Earlier this year, I laid out a vision for the future of paid search advertising on Google in The Dawn of Paid Search Without Keywords. The essential point in the article was that advertisers won’t rely on keyword/bid/match type combinations to target searchers.
That vision has been realized in ecommerce more quickly than any other vertical.
For any search, Google attempts to find the intersection between two fundamental questions:
What’s the most relevant result?
What’s the best way to monetize the search results most effectively (i.e., maximize yield)?
It used to be that a set of pages and text ads were presumed to be the best answer. Since the advent of universal search and universal paid search, the range of potential answers to a search query has grown to include:
A choice of products
A hybrid result
When a search query has commercial or transactional intent, Google tips the scale even more aggressively toward monetization. Specifically, they’re increasingly monetizing search results through the promotion of products with images.
Each of these kinds of commercial search results are driven by inventory feeds from a product catalog.
To illustrate this, let’s consider someone researching “men’s boots”
There are almost no informational results visible. From top to bottom, the results above the fold are dominated by:
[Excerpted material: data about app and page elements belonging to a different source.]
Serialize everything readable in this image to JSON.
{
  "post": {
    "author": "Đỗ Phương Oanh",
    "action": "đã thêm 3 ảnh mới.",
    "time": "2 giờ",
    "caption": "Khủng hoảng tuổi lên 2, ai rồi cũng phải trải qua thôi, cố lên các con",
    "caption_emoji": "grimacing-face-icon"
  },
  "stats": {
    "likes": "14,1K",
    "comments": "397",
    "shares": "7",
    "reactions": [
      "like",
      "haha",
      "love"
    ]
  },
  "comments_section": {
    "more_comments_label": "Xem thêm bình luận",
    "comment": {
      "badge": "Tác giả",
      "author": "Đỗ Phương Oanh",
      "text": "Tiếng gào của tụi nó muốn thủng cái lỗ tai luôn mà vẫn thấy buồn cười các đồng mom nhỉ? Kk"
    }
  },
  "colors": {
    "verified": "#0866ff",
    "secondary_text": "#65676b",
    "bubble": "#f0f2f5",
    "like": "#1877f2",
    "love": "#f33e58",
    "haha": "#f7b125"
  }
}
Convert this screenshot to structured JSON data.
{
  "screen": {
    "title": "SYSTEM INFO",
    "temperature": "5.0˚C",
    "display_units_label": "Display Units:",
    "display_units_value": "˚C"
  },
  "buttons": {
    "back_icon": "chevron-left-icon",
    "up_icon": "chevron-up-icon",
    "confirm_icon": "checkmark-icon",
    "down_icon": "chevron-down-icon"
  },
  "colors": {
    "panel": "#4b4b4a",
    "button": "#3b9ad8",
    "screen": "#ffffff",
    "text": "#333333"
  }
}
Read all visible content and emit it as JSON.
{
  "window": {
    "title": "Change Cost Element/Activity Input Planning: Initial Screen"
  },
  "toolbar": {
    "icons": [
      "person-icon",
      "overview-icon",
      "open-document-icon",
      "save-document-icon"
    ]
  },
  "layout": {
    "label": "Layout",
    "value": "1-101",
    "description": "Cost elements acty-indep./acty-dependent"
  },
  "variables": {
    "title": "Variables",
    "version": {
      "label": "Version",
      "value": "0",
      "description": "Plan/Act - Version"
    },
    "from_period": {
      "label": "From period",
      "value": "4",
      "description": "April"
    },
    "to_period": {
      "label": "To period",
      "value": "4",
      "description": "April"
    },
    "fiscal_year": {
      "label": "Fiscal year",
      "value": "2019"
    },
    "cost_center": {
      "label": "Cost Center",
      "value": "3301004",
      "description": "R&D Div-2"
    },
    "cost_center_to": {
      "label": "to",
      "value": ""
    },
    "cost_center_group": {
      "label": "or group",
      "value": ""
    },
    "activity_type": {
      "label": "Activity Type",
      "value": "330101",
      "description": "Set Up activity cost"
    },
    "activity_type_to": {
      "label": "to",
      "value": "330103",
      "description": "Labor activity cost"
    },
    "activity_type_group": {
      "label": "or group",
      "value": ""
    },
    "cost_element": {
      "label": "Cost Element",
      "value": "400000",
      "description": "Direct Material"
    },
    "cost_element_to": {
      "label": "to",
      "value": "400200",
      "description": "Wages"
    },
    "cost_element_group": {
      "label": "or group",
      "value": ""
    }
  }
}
Text ads with extensions (blue border): This is a standard text ad with some variation of Ad Sitelinks that include product and price.
Product listing ads (green border): Typically, product listing ads have only appeared in the top 2 positions of the right column. This variation, possibly a beta test, brings the images and text over similar to other ads in the premium positions.
In cases where the ads aren’t perceived as being as relevant, product results shift to the right column, as is the case with “best men’s boots”:
In the example above, I expanded the product results from the Zappos product extensions+ box. When collapsed, the right column shows more text ads.
When the search query includes adjectives that aren’t directly related to specific product, ads become more traditional but Google product search still dominates the organic results, as is the case for “men’s designer boots”:
What’s interesting here is that the product search delivers results whose title matches the search query. Title is the most visible of the product feed specifications that help drive results.
The more brand+ product specific the query, the more likely it is that several merchants carry some of those items and have product specific results to feed the SERPs. Take “kenneth cole boots” as an example:
One Product, Many Possible Results
It used to be that a product could only be marketed towards particular set of keywords with a text result. Now, one product can appear in up to three places with different messaging and presentation in each place.
The fundamental difference for inventory feed driven search is that relevance to the search query is influenced by attributes in the data feed. Google is creating search query/product pairs.
The system of matching queries to products isn’t as direct as keywords. Consider the example of Product Listing Ads to illustrate the concept. It works in three steps:
Attributes: You create an inventory feed and specify all of the attributes for your products. This provides the information that will be visible to searchers (e.g., title, as well as meta data that Google uses to help determine the relevance of a given product to a query).
Product Targets: Product listing ads are done without keywords. Google determines which queries your products are relevant to. You can influence this process by specifying Product Targets. Product Targets use the attributes from your product feed to determine which products are eligible to be shown and create bidding groups. Product type is the most obvious example of how you might use attributes in designing product targets.
Product Filters: You may not want to advertise your entire product catalog or you may want to organize campaigns according to product lines. Product filters limit the potential products that are eligible to appear. Product filters are set at the campaign level and will also affect which products can appear in your product extensions.
Negative Keywords: As with conventional paid search, you can prevent products from appearing for specific queries with negative keywords. For example, you might add “men” or “men’s”; as a negative if you only sell women’s designer boots.
New Options, New Complexity
On the surface, Google is simplifying paid search: simply upload your feeds and let them do the work of matching products to search queries.
But, with new features come new variables to optimize:
Which images are most persuasive?
What promotions (extra text for product ads) will attract the right audience?
What is the most effective bid for these new ad types?
These ad types are also subject to the usual concerns of inventory feeds:
Retail paid search is leading the charge in paid search without keywords. Paid search results are now beginning to resemble traditional product search results and new ad formats are increasingly adopting the models and controls of standard AdWords buys.
For retailers, it’s obvious that maximum exposure and profit in search marketing has become a blended mix of regular ads, ad extensions, product listing ads, product search results and organic listings. For paid search professionals working with retailers, feed management and sculpting is now as fundamental as keyword research in running effective campaigns.